▶ _ACTIVITY_:
Reproduce the whole of the data exactly.
[[ DATA SECTION, beginning ]]
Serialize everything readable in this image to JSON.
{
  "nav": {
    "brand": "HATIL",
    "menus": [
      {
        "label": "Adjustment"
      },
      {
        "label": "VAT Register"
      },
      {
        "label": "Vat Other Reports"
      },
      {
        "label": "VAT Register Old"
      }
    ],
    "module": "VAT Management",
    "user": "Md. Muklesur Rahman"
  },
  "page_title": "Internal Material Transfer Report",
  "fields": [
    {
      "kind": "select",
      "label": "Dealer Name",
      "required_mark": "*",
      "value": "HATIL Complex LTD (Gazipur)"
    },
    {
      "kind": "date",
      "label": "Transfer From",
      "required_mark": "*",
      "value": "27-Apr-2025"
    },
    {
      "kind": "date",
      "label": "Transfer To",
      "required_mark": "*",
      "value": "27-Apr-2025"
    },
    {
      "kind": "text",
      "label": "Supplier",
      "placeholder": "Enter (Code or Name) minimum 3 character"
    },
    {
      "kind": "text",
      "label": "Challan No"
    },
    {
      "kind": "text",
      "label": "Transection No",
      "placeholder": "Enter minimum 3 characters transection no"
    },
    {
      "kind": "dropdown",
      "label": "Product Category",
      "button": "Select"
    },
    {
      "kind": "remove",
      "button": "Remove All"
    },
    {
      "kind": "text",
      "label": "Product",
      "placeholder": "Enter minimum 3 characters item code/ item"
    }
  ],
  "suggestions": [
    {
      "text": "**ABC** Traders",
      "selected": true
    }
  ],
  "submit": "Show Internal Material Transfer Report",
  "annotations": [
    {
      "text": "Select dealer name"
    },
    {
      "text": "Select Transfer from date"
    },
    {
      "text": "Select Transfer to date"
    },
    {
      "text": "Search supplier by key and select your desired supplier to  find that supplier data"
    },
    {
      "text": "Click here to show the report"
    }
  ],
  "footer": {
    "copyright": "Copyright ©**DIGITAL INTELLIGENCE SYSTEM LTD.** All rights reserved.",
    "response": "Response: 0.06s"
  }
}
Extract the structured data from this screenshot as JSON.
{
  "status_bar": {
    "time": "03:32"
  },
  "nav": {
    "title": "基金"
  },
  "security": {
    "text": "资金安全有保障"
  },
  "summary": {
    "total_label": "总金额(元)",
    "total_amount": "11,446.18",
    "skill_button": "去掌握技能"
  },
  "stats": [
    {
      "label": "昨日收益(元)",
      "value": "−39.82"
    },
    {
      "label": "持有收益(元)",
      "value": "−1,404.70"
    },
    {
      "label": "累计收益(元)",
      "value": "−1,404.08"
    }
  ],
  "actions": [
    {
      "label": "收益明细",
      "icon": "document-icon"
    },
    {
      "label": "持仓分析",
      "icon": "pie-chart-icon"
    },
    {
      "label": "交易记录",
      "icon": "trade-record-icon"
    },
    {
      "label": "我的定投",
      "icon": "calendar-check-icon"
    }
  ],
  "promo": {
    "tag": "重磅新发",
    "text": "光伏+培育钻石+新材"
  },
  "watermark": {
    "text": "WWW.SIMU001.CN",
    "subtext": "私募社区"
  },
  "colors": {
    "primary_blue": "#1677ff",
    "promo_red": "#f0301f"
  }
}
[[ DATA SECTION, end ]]
▶ _EXPECTED ANSWER_:
Serialize everything readable in this image to JSON.
{
  "nav": {
    "brand": "HATIL",
    "menus": [
      {
        "label": "Adjustment"
      },
      {
        "label": "VAT Register"
      },
      {
        "label": "Vat Other Reports"
      },
      {
        "label": "VAT Register Old"
      }
    ],
    "module": "VAT Management",
    "user": "Md. Muklesur Rahman"
  },
  "page_title": "Internal Material Transfer Report",
  "fields": [
    {
      "kind": "select",
      "label": "Dealer Name",
      "required_mark": "*",
      "value": "HATIL Complex LTD (Gazipur)"
    },
    {
      "kind": "date",
      "label": "Transfer From",
      "required_mark": "*",
      "value": "27-Apr-2025"
    },
    {
      "kind": "date",
      "label": "Transfer To",
      "required_mark": "*",
      "value": "27-Apr-2025"
    },
    {
      "kind": "text",
      "label": "Supplier",
      "placeholder": "Enter (Code or Name) minimum 3 character"
    },
    {
      "kind": "text",
      "label": "Challan No"
    },
    {
      "kind": "text",
      "label": "Transection No",
      "placeholder": "Enter minimum 3 characters transection no"
    },
    {
      "kind": "dropdown",
      "label": "Product Category",
      "button": "Select"
    },
    {
      "kind": "remove",
      "button": "Remove All"
    },
    {
      "kind": "text",
      "label": "Product",
      "placeholder": "Enter minimum 3 characters item code/ item"
    }
  ],
  "suggestions": [
    {
      "text": "**ABC** Traders",
      "selected": true
    }
  ],
  "submit": "Show Internal Material Transfer Report",
  "annotations": [
    {
      "text": "Select dealer name"
    },
    {
      "text": "Select Transfer from date"
    },
    {
      "text": "Select Transfer to date"
    },
    {
      "text": "Search supplier by key and select your desired supplier to  find that supplier data"
    },
    {
      "text": "Click here to show the report"
    }
  ],
  "footer": {
    "copyright": "Copyright ©**DIGITAL INTELLIGENCE SYSTEM LTD.** All rights reserved.",
    "response": "Response: 0.06s"
  }
}
Extract the structured data from this screenshot as JSON.
{
  "status_bar": {
    "time": "03:32"
  },
  "nav": {
    "title": "基金"
  },
  "security": {
    "text": "资金安全有保障"
  },
  "summary": {
    "total_label": "总金额(元)",
    "total_amount": "11,446.18",
    "skill_button": "去掌握技能"
  },
  "stats": [
    {
      "label": "昨日收益(元)",
      "value": "−39.82"
    },
    {
      "label": "持有收益(元)",
      "value": "−1,404.70"
    },
    {
      "label": "累计收益(元)",
      "value": "−1,404.08"
    }
  ],
  "actions": [
    {
      "label": "收益明细",
      "icon": "document-icon"
    },
    {
      "label": "持仓分析",
      "icon": "pie-chart-icon"
    },
    {
      "label": "交易记录",
      "icon": "trade-record-icon"
    },
    {
      "label": "我的定投",
      "icon": "calendar-check-icon"
    }
  ],
  "promo": {
    "tag": "重磅新发",
    "text": "光伏+培育钻石+新材"
  },
  "watermark": {
    "text": "WWW.SIMU001.CN",
    "subtext": "私募社区"
  },
  "colors": {
    "primary_blue": "#1677ff",
    "promo_red": "#f0301f"
  }
}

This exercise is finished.